Screenshots of the iOS Twitter app showing how to mute someone.
  • To mute a Twitter account from their profile page, tap on the gear icon next to their profile picture and then tap on the Mute option.
  • To mute someone on Twitter directly from one of their tweets, tap on the small arrow in the upper-right corner of the tweet and tap on the Mute option from the menu.

To unmute someone on Twitter, simply repeat the steps for how to mute someone. If the target account has already been muted, the Mute option will appear as Unmute.

Who Has Muted Me on Twitter?

It's impossible for muted Twitter users to know that they've been muted by someone else as the feature doesn't stop you from interacting with an account. It simply stops the person who muted you from seeing your interactions with them.

The only way to know for sure if you've been muted is to get someone else to ask the owner of the account for you.

Who to Mute on Twitter

Here are some reasons why you may choose to mute another Twitter user:

  • An Overenthusiastic Follower: It's great to have loyal Twitter followers who like and retweet some of your tweets but if they're liking and retweeting all of your tweets, this can be overwhelming and it can be a good idea to mute them. This way they can still follow you and interact with your content but you will no longer get notified every time they do so.
  • Internet Trolls: Blocking internet trolls for harassing you online can seem like a logical solution until the trolls realise they've been blocked by viewing your Twitter profile. Muting these toxic accounts is the best option as they'll have no idea you can't see their interactions so they won't try to create duplicate accounts or contact you via other social networks or email.
  • Friends and Family: As much as you love your friends and family, you may not want to see their political or opinionated tweets in your Twitter timeline. Unfollowing or blocking them could cause untold drama so muting is the way to go. They'll still see you as following their account and you won't have to see anything they tweet.

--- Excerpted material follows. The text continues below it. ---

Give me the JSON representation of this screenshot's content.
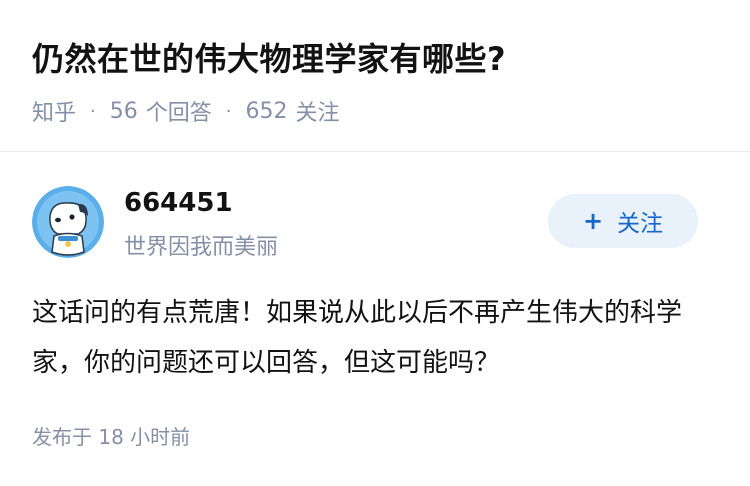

Are Mute and Block the Same on Twitter?

Muting someone on Twitter lets the user see and interact with your tweets but hides all of their interactions from you. Blocking someone also hides their interactions from you and prevents the user from viewing your tweets, media, and profile.

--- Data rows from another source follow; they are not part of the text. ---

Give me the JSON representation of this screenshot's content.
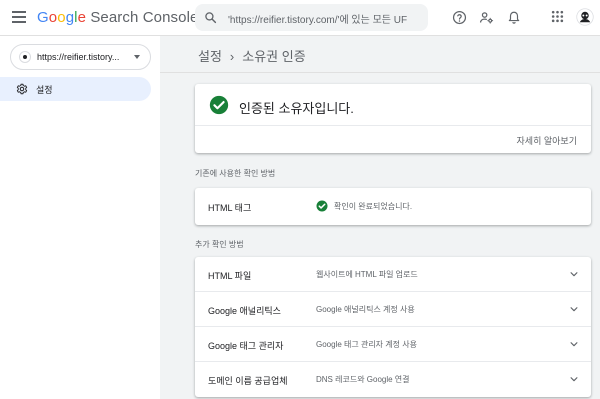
{
  "header": {
    "logo_google": [
      "G",
      "o",
      "o",
      "g",
      "l",
      "e"
    ],
    "logo_product": "Search Console",
    "search_placeholder": "'https://reifier.tistory.com/'에 있는 모든 UF",
    "icons": [
      "menu-icon",
      "search-icon",
      "help-icon",
      "manage-users-icon",
      "notifications-icon",
      "apps-icon",
      "account-avatar-icon"
    ]
  },
  "sidebar": {
    "property": "https://reifier.tistory...",
    "items": [
      {
        "label": "설정",
        "icon": "gear-icon",
        "selected": true
      }
    ]
  },
  "breadcrumb": {
    "parent": "설정",
    "separator": "›",
    "current": "소유권 인증"
  },
  "verified": {
    "title": "인증된 소유자입니다.",
    "learn_more": "자세히 알아보기"
  },
  "legacy": {
    "section_label": "기존에 사용한 확인 방법",
    "method": "HTML 태그",
    "status": "확인이 완료되었습니다."
  },
  "extra": {
    "section_label": "추가 확인 방법",
    "methods": [
      {
        "name": "HTML 파일",
        "desc": "웹사이트에 HTML 파일 업로드"
      },
      {
        "name": "Google 애널리틱스",
        "desc": "Google 애널리틱스 계정 사용"
      },
      {
        "name": "Google 태그 관리자",
        "desc": "Google 태그 관리자 계정 사용"
      },
      {
        "name": "도메인 이름 공급업체",
        "desc": "DNS 레코드와 Google 연결"
      }
    ]
  },
  "colors": {
    "accent": "#1a73e8",
    "success": "#188038",
    "nav_selected_bg": "#e8f0fe"
  }
}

Muted users are unable to tell when they've been muted, however blocked Twitter users can. This is because they will be notified of their blocked status when trying to view your profile or send you a DM.

What is the Twitter Muted Words List?

In addition to muting user accounts, you can also mute words and phrases on Twitter by adding them to the Muted words list. After adding a word or phrase to your Muted words list, any tweet containing them will be hidden from you when viewing your timeline.

Here's how to add words to your Twitter Muted words list in the official Twitter apps on Windows 10, iOS, and Android and on the web.

  1. Tap on your profile photo to open an options menu.

    How to add muted words in the iPhone Twitter app.
  2. Scroll down the menu and tap on Settings and privacy.

  3. Tap on Content preferences.

  4. Tap on Muted.

    How to add muted words in the iPhone Twitter app.
  5. Tap on Muted words.

  6. On the next screen, tap on the blue Add button to add a word or phrase to your Twitter Muted words list.

  7. Type in your word or phrase and choose whether you wish to hide it from your timeline and notifications by tapping on the relevant options. You can also choose whether to hide it when it's used by anyone on Twitter or by people you don't follow.

    At the bottom of this options screen will be a Duration option which lets you mute a word forever, for one day, for a week, or for a month. These options can be useful when wanting to temporarily hide specific content, such as TV show spoilers, for a short-term basis.

  8. When you have all your options set, tap on Save.

You can add as many words and phrases to your Muted words list as you want. If you ever want to unmute a word or phrase, simply tap on it from the Word list and then tap on the Delete word button at the bottom of the screen.

While the Muted words list isn't case-sensitive, it doesn't account for word variations. For example, if you want to mute all references to Spider-Man, you would need to add Spider-Man, Spiderman, and even Peter Parker as individual entries.